Best plants to offset propagate with
The easiest houseplants to propagate by removing babies off the main stem include Aloe Vera, Snake Plants, and Curly Spider Plants. Many plants grow offsets, either baby plants or long offshoots.
Aloe Barbadensis Miller, known by almost everyone as Aloe Vera, often grows little babies that pop up around the main adult plant. Look for these at the edge of the pot and wait for them to establish strong roots before propagating.
The Sansevieria Laurentii, also known as the Snake Plant, can grow from the cutting method, but if you wait for babies to grow in the pot, you can propagate these little ones instead and get your own Lil' Prick.
The Snake Plant is one of the most diverse when it comes to propagation, so you can use the method that's easiest for you.
Curly Spider Plants
You'll often see little babies shooting out of the middle of Chlorophytum Bonnie, aka Curly Spider Plant. After snipping off the Spider Plant babies, place them in water until their roots start to grow to a few centimetres. Once it's ready, plant the Lil' Spider Plant into new soil or keep it growing in water.
When to propagate the adult plant
The best time to propagate houseplants, regardless of the method you choose, is in the spring and summer months. In winter many plants go into hibernation, so will struggle to grow strong roots and survive the colder temperatures. If you are regularly feeding your plants, in those warmer months you will find lots of babies growing!

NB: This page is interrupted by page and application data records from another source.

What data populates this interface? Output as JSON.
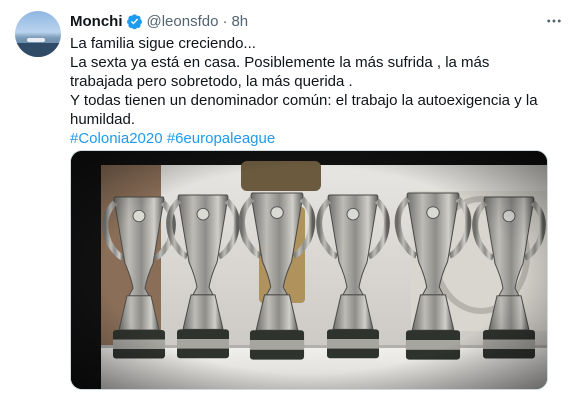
{
  "tweet": {
    "author_name": "Monchi",
    "handle": "@leonsfdo",
    "separator": "·",
    "time": "8h",
    "lines": [
      "La familia sigue creciendo...",
      "La sexta ya está en casa. Posiblemente  la más sufrida , la más trabajada pero sobretodo, la más querida .",
      "Y todas tienen un denominador común: el trabajo  la autoexigencia y la humildad."
    ],
    "hashtags": [
      "#Colonia2020",
      "#6europaleague"
    ],
    "icons": {
      "verified": "verified-badge-icon",
      "more": "more-options-icon"
    },
    "colors": {
      "link": "#1d9bf0",
      "verified": "#1d9bf0",
      "secondary_text": "#536471"
    }
  }
}
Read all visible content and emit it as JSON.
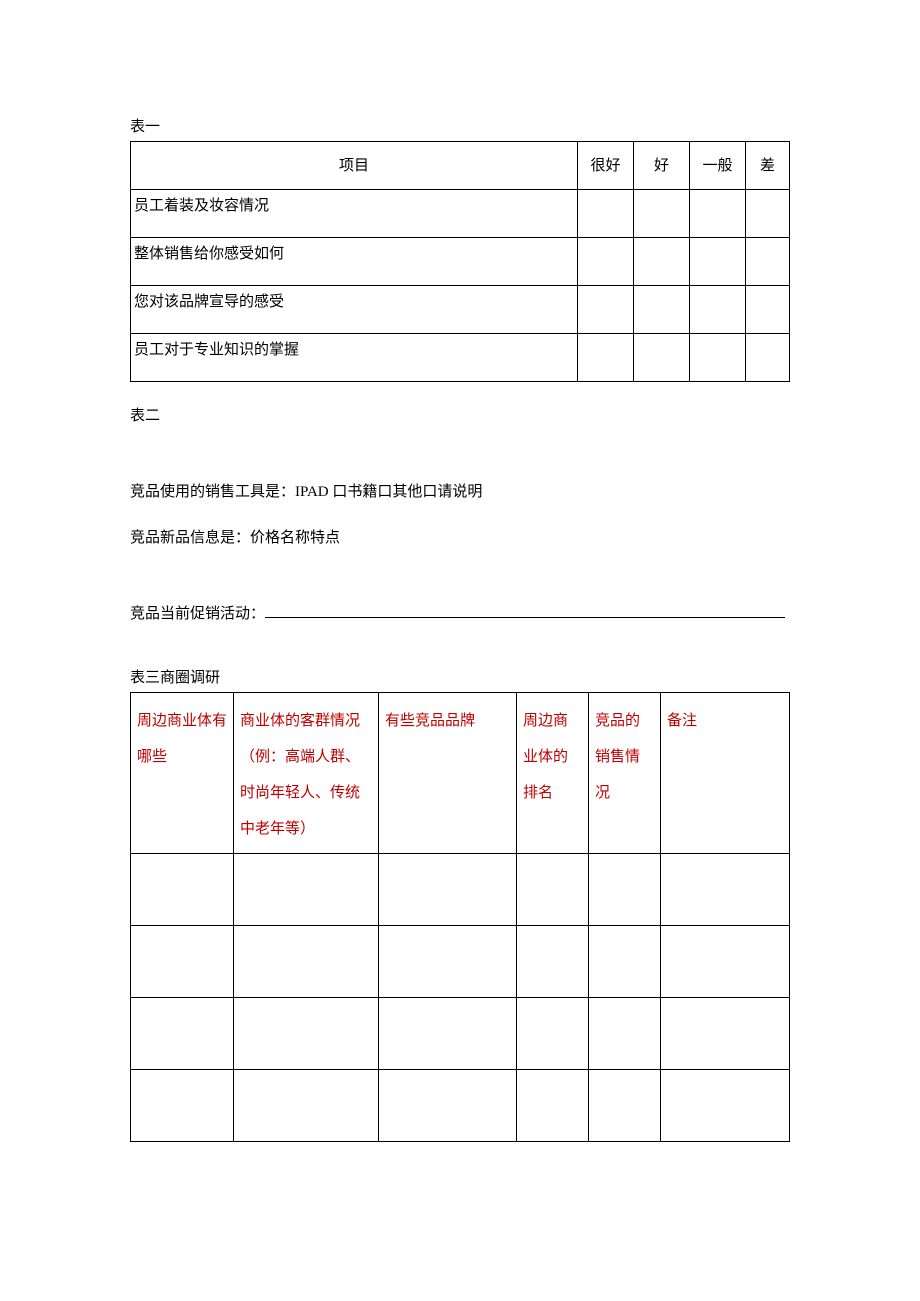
{
  "table1": {
    "label": "表一",
    "headers": {
      "item": "项目",
      "c1": "很好",
      "c2": "好",
      "c3": "一般",
      "c4": "差"
    },
    "rows": [
      "员工着装及妆容情况",
      "整体销售给你感受如何",
      "您对该品牌宣导的感受",
      "员工对于专业知识的掌握"
    ]
  },
  "section2": {
    "label": "表二",
    "line1": "竞品使用的销售工具是：IPAD 口书籍口其他口请说明",
    "line2": "竞品新品信息是：价格名称特点",
    "line3_prefix": "竞品当前促销活动："
  },
  "table3": {
    "label": "表三商圈调研",
    "headers": {
      "h0": "周边商业体有哪些",
      "h1": "商业体的客群情况（例：高端人群、时尚年轻人、传统中老年等）",
      "h2": "有些竞品品牌",
      "h3": "周边商业体的排名",
      "h4": "竞品的销售情况",
      "h5": "备注"
    },
    "empty_rows": 4
  }
}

In a bit of a prickle? No problem!
From repotting plants to tailoring care for each individual prick, we can help! Read our Plant Guides, Inspiration, and How To's to learn more. You can find details about growing needs (including how tall and how fast each Lil' Prick should grow) by checking out our full range of plants.
Propagating your houseplants is simple and fun. Are you ready to help your favourite Prickle Plants have friends?